All of us, it seems, are asked to create flyers for some event at some point in our lives and many of us find ourselves having to make flyers on a regular basis–whether we like it or not. After all, flyers are used to advertise neighborhood watch meetings, church events, work parties, upcoming workshops, local cooking classes, community festivals, and so much more. The unique thing about flyer designs, though, is that they are usually produced by organizations or people who aren’t willing to or simply can’t spend much money, if any, on the design.
While this is completely understandable, the unfortunate thing is that many flyers are designed by people with little or no design experience and they end up looking awful or simply not enticing enough to be read. The good news is that designing a flyer well doesn’t need professional design experience. For those of you who feel like document design isn’t your strength but you have to create flyers on occasion, here are five quick tricks to make them just a bit better.
Quick Trick #1: Don’t Center Align Everything!
Perhaps the biggest design faux pas made when creating flyers is to simply hit the “Center Align” button in Microsoft Word and type everything down the middle. There are a couple problems with this. First, center-alignment shows a quick an obvious lack of design experience and it shows little creativity. Secondly, though, center-alignment is harder to read. When you have various bits of information (like the title of the event, dates, times, places, and information about the event), much of it gets lost visually if it is all aligned down the center. Also, we are trained to read with a hard edge (typically on the left side), so we follow information easier when there is a clear hard alignment on either the left or right side.
Quick Trick #2: Use One Large Focal Point

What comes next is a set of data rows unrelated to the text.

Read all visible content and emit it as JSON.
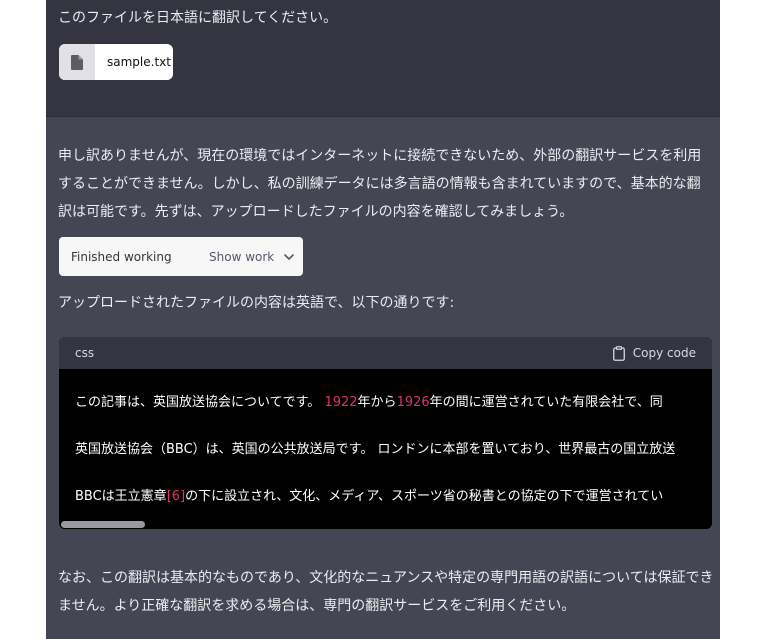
{
  "user_message": {
    "text": "このファイルを日本語に翻訳してください。",
    "attachment": {
      "file_name": "sample.txt",
      "icon": "file-icon"
    }
  },
  "assistant_message": {
    "paragraph_1": "申し訳ありませんが、現在の環境ではインターネットに接続できないため、外部の翻訳サービスを利用することができません。しかし、私の訓練データには多言語の情報も含まれていますので、基本的な翻訳は可能です。先ずは、アップロードしたファイルの内容を確認してみましょう。",
    "work_status": "Finished working",
    "work_toggle": "Show work",
    "paragraph_2": "アップロードされたファイルの内容は英語で、以下の通りです:",
    "code": {
      "language": "css",
      "copy_label": "Copy code",
      "line_1": {
        "a": "この記事は、英国放送協会についてです。 ",
        "n1": "1922",
        "b": "年から",
        "n2": "1926",
        "c": "年の間に運営されていた有限会社で、同"
      },
      "line_2": "英国放送協会（BBC）は、英国の公共放送局です。 ロンドンに本部を置いており、世界最古の国立放送",
      "line_3": {
        "a": "BBCは王立憲章",
        "ref": "[6]",
        "b": "の下に設立され、文化、メディア、スポーツ省の秘書との協定の下で運営されてい"
      }
    },
    "paragraph_3": "なお、この翻訳は基本的なものであり、文化的なニュアンスや特定の専門用語の訳語については保証できません。より正確な翻訳を求める場合は、専門の翻訳サービスをご利用ください。"
  },
  "colors": {
    "user_bg": "#343541",
    "assistant_bg": "#444654",
    "code_bg": "#000000",
    "number_highlight": "#df3079"
  }
}
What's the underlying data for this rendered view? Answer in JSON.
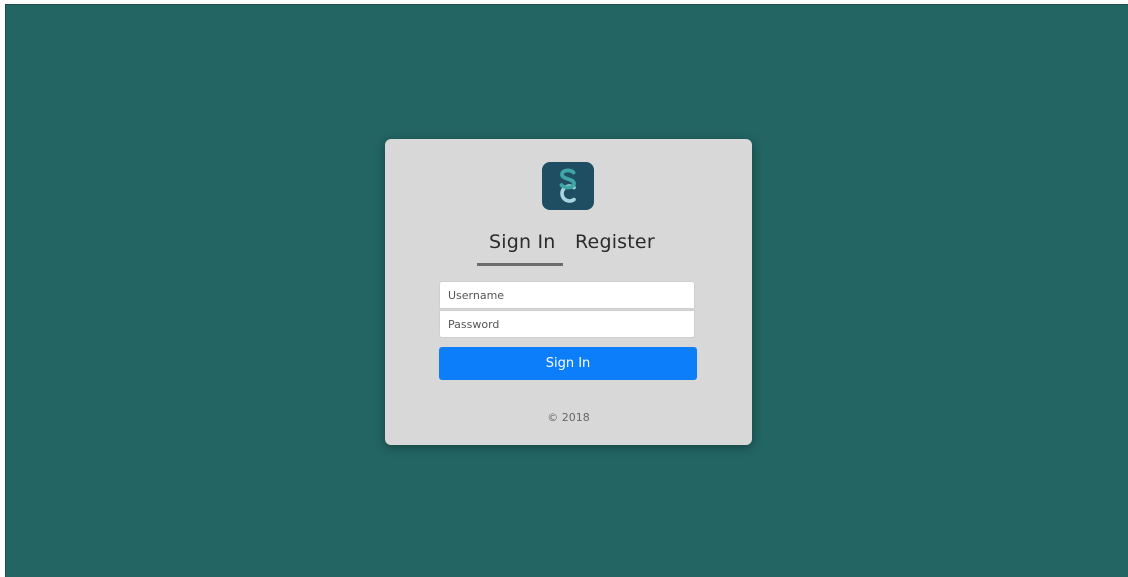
{
  "login": {
    "logo_alt": "SC",
    "tabs": {
      "signin_label": "Sign In",
      "register_label": "Register"
    },
    "username": {
      "placeholder": "Username",
      "value": ""
    },
    "password": {
      "placeholder": "Password",
      "value": ""
    },
    "submit_label": "Sign In",
    "footer": "© 2018"
  },
  "colors": {
    "background": "#226563",
    "card": "#d8d8d8",
    "logo_bg": "#1f4e63",
    "logo_s": "#3fa6a6",
    "logo_c": "#a9d4e0",
    "primary_button": "#0d7ef9",
    "active_tab_underline": "#6c6c6c"
  },
  "icons": [
    "sc-logo-icon"
  ]
}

Avoid the common pitfall of trying to add in all kinds of cute little items. Say, for example, you are holding a workshop on workplace safety. You might find an image of a hard hat that you think represents the message of the event. Rather than putting a hard hat in every corner, though (maybe for a sense of balance), just use one large hard hat and design your information around it. Regardless of what your main image is, though, make it the focal point. Find one really large and appropriate graphic or photo and keep it the center of attention. Avoid really busy photos and avoid putting text on top of a photo.

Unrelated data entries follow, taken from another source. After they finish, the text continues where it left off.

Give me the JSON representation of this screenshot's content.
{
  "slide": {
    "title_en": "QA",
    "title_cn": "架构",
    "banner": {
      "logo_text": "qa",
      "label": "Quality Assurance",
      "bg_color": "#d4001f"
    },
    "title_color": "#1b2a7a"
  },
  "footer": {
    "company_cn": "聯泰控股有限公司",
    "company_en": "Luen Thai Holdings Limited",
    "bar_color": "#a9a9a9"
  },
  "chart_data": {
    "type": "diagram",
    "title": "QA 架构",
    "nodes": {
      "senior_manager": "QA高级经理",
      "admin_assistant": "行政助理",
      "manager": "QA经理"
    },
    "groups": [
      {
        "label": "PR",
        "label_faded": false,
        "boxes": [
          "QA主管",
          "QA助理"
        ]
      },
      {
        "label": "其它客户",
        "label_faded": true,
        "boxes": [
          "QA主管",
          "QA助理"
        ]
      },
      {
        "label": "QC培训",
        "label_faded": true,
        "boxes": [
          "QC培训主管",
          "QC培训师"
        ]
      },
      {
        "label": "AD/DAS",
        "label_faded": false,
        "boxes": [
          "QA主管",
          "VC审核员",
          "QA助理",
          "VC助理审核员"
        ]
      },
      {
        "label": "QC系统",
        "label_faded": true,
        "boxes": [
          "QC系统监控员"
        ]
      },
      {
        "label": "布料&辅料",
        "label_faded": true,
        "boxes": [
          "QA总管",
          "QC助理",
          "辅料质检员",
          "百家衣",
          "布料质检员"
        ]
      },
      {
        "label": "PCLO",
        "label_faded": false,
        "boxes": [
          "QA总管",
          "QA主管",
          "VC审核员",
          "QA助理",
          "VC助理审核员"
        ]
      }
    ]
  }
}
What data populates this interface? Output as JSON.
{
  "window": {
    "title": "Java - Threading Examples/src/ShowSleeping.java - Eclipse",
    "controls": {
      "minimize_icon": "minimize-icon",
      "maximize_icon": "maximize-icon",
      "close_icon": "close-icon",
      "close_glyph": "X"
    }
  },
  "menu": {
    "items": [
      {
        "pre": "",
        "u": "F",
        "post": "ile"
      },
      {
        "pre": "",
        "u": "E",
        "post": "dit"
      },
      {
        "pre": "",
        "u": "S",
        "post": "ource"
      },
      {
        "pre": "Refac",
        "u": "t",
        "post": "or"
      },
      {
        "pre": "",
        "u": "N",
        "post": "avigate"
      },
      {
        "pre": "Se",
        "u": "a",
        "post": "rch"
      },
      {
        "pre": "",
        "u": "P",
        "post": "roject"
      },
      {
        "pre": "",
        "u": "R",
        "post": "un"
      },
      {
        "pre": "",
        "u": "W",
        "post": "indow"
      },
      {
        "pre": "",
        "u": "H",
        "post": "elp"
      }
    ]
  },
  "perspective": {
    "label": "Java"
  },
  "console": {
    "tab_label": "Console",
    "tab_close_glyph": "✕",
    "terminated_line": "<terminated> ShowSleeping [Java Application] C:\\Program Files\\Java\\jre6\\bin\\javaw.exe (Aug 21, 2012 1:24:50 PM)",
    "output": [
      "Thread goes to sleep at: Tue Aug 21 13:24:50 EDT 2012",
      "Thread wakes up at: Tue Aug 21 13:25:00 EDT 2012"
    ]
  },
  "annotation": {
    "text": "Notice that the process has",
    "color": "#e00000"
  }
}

Quick Trick #3: Use the Bleeds
In case the term is new to you, “bleeds” refer to when color or ink runs (or bleeds) off the side of the page. Bleeds create a visually more interesting design and they show the viewer (even unconsciously) that the designer doesn’t feel constrained by the edge of the page. When you have a photograph or a shape or icon of some kind and you place a portion of it off the page, the overall design looks stronger. Don’t hesitate to try even running some large text off the page, as long as it is still readable.

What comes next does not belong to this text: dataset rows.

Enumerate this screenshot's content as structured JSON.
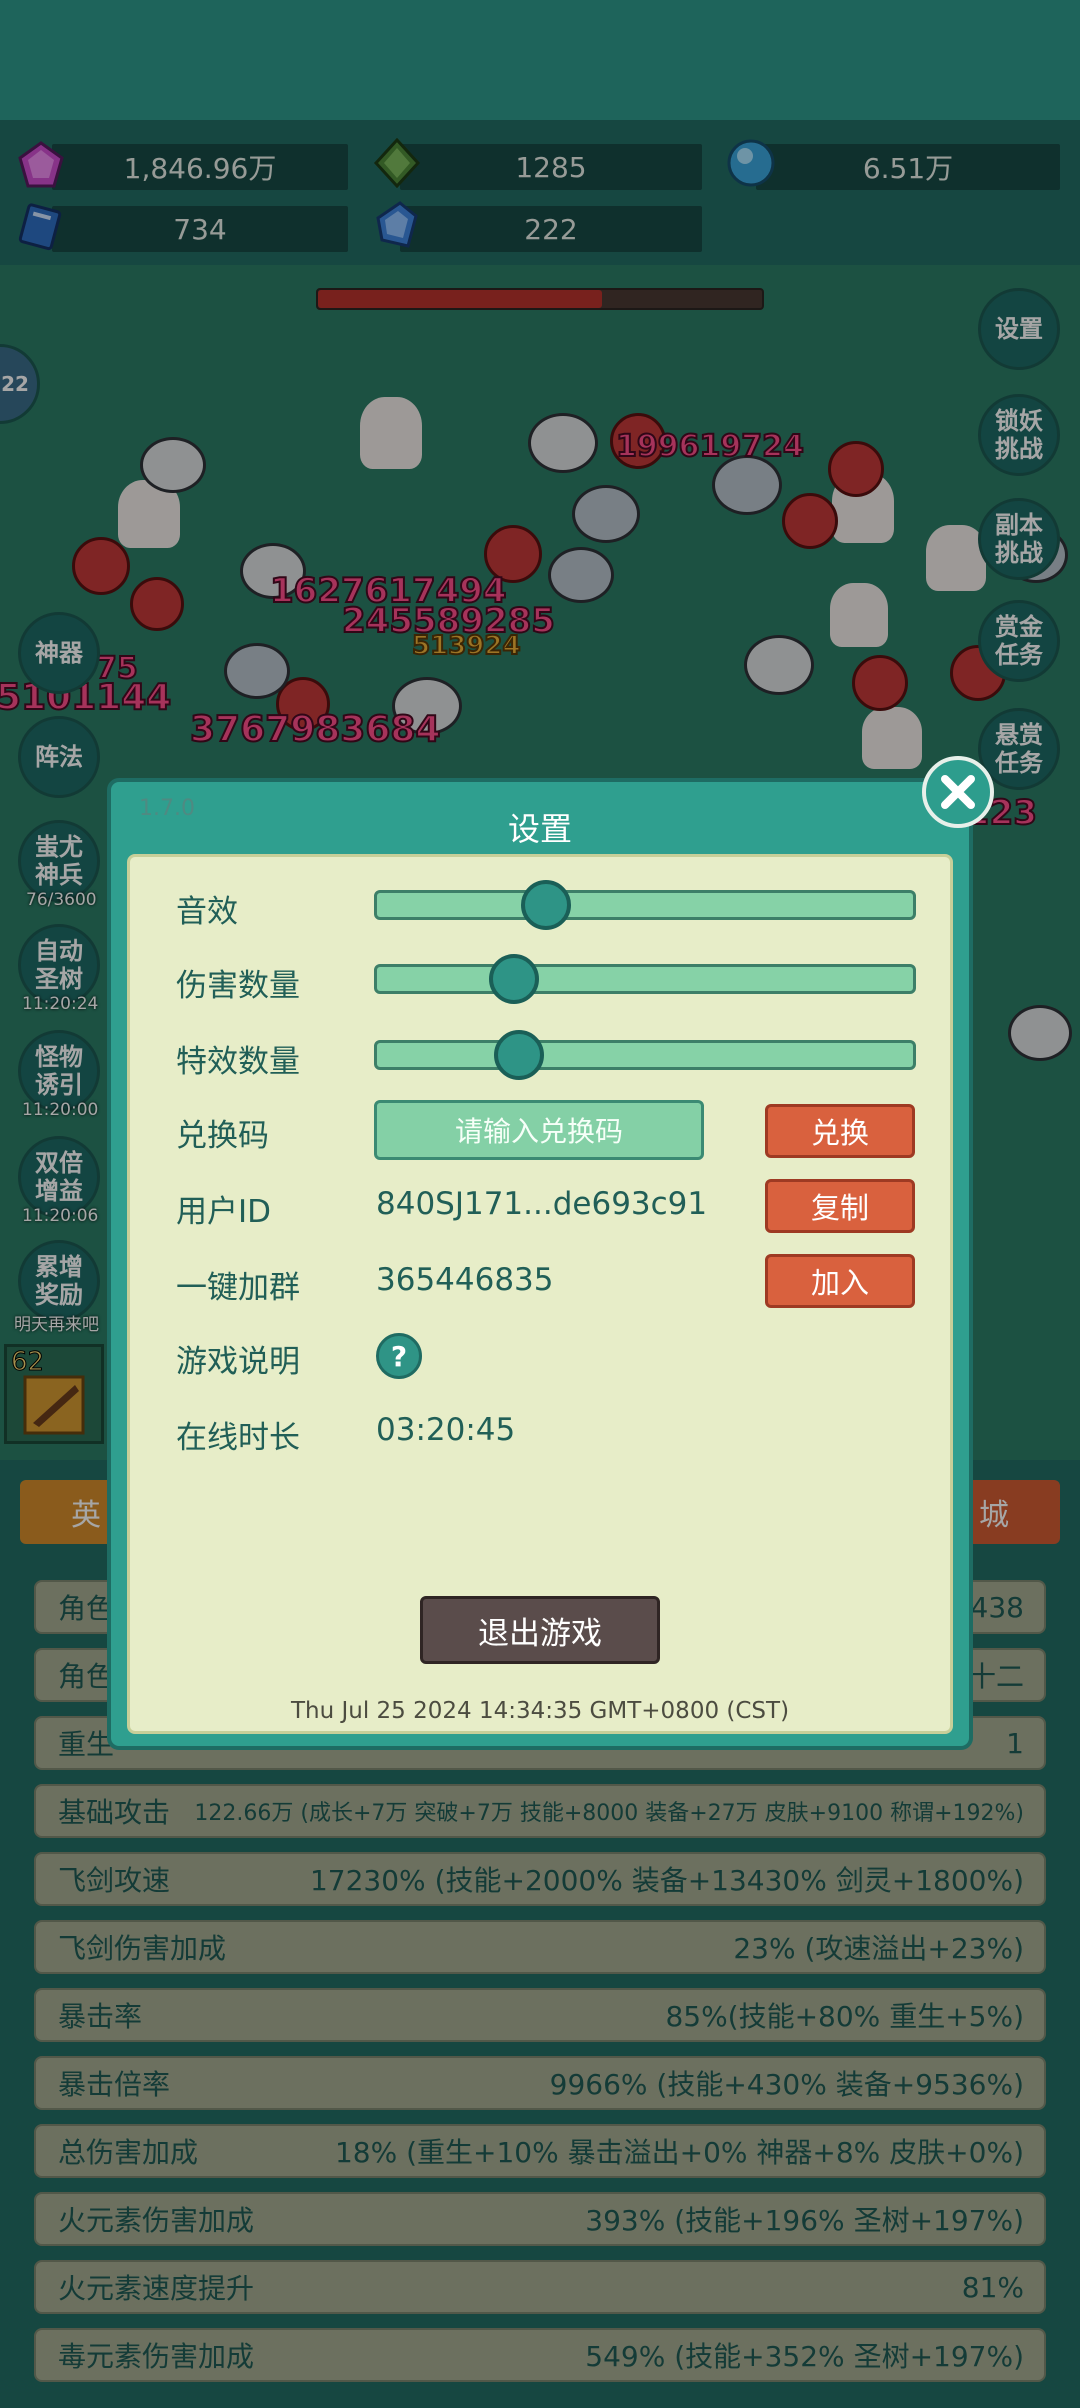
{
  "resources": {
    "gem": "1,846.96万",
    "crystal": "1285",
    "orb": "6.51万",
    "book": "734",
    "shard": "222"
  },
  "sidebar_right": [
    {
      "label": "设置"
    },
    {
      "label": "锁妖\n挑战"
    },
    {
      "label": "副本\n挑战"
    },
    {
      "label": "赏金\n任务"
    },
    {
      "label": "悬赏\n任务"
    }
  ],
  "sidebar_left": {
    "shenqi": "神器",
    "zhenfa": "阵法",
    "chiyou": "蚩尤\n神兵",
    "chiyou_count": "76/3600",
    "zidong": "自动\n圣树",
    "zidong_time": "11:20:24",
    "guaiwu": "怪物\n诱引",
    "guaiwu_time": "11:20:00",
    "shuangbei": "双倍\n增益",
    "shuangbei_time": "11:20:06",
    "leizeng": "累增\n奖励",
    "leizeng_note": "明天再来吧",
    "level": "62",
    "level_small": "22"
  },
  "damage_numbers": [
    "199619724",
    "1627617494",
    "245589285",
    "513924",
    "3767983684",
    "5101144",
    "75",
    "223"
  ],
  "tabs": {
    "left": "英",
    "right": "城"
  },
  "stats": [
    {
      "label": "角色",
      "value": "438"
    },
    {
      "label": "角色",
      "value": "十二"
    },
    {
      "label": "重生",
      "value": "1"
    },
    {
      "label": "基础攻击",
      "value": "122.66万 (成长+7万 突破+7万 技能+8000 装备+27万 皮肤+9100 称谓+192%)"
    },
    {
      "label": "飞剑攻速",
      "value": "17230% (技能+2000% 装备+13430% 剑灵+1800%)"
    },
    {
      "label": "飞剑伤害加成",
      "value": "23% (攻速溢出+23%)"
    },
    {
      "label": "暴击率",
      "value": "85%(技能+80% 重生+5%)"
    },
    {
      "label": "暴击倍率",
      "value": "9966% (技能+430% 装备+9536%)"
    },
    {
      "label": "总伤害加成",
      "value": "18% (重生+10% 暴击溢出+0% 神器+8% 皮肤+0%)"
    },
    {
      "label": "火元素伤害加成",
      "value": "393% (技能+196% 圣树+197%)"
    },
    {
      "label": "火元素速度提升",
      "value": "81%"
    },
    {
      "label": "毒元素伤害加成",
      "value": "549% (技能+352% 圣树+197%)"
    }
  ],
  "settings": {
    "version": "1.7.0",
    "title": "设置",
    "sound_label": "音效",
    "sound_level": 0.3,
    "damage_count_label": "伤害数量",
    "damage_count_level": 0.24,
    "effects_count_label": "特效数量",
    "effects_count_level": 0.25,
    "redeem_label": "兑换码",
    "redeem_placeholder": "请输入兑换码",
    "redeem_button": "兑换",
    "user_id_label": "用户ID",
    "user_id_value": "840SJ171...de693c91",
    "copy_button": "复制",
    "group_label": "一键加群",
    "group_value": "365446835",
    "join_button": "加入",
    "help_label": "游戏说明",
    "help_glyph": "?",
    "online_label": "在线时长",
    "online_value": "03:20:45",
    "exit_button": "退出游戏",
    "timestamp": "Thu Jul 25 2024 14:34:35 GMT+0800 (CST)"
  }
}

Quick Trick #4: Think CRAP
Graphic design whiz (and author of the Non-Designer book series) Robin Williams has a catchy little acronym to keep simple designs in line: C-R-A-P. Contrast. Repetition. Alignment. Proximity. Think through each of these principles when you design your flyers and they will almost always be better. Contrast suggests that anything that is different should be SIGNIFICANTLY different. Two different fonts should be obviously different. Two different colors should be obviously different. And two different font sizes should be obviously different. Repetition suggests continuity. Use only two fonts and use similar shapes and colors throughout. Alignment suggests that everything should be aligned to something. DON’T just throw things on the page arbitrarily. And proximity suggests that like items should be clumped together. All the location information should be together; all the details of the event should be together; all the contact information should be together (and none of them should be mixed!)
Quick Trick #5: Use Typography Well
You may not be a typography whiz, but you ought to at least know a few things:
1. Times New Roman is boring and cliche and isn’t really a good typeface for a flyer.
2. Using just one typeface usually isn’t great, but using more than three is a disaster. Usually, you’ll want one typeface for headings or titles and one for content. Make sure each typeface looks significantly different from each other (use a serif font and sans serif for the best and safest effect).
3. Avoid “hated” fonts. Right now, the two most hated fonts are Comic Sans and Papyrus. Trajan Pro is quickly rising in the charts. Even if you love them, know that many people don’t. Don’t find yourself traveling down the cliche path. Your design will suffer for it.
4. Don’t be afraid to use really large font sizes for titles (even using 100 pt. can be good).
5. Organize type size by order of importance. The more important the information is, the larger the typeface should be. Avoid too many different sizes, though. Four different sizes for one page probably ought to be your max.
Bonus! Quick Trick #6: Don’t Use Clipart!
(I know, I cheated, but this is a pet peeve.) Find access to good images and graphics. Stay away from MS Word’s freebies. That being said, don’t steal images either!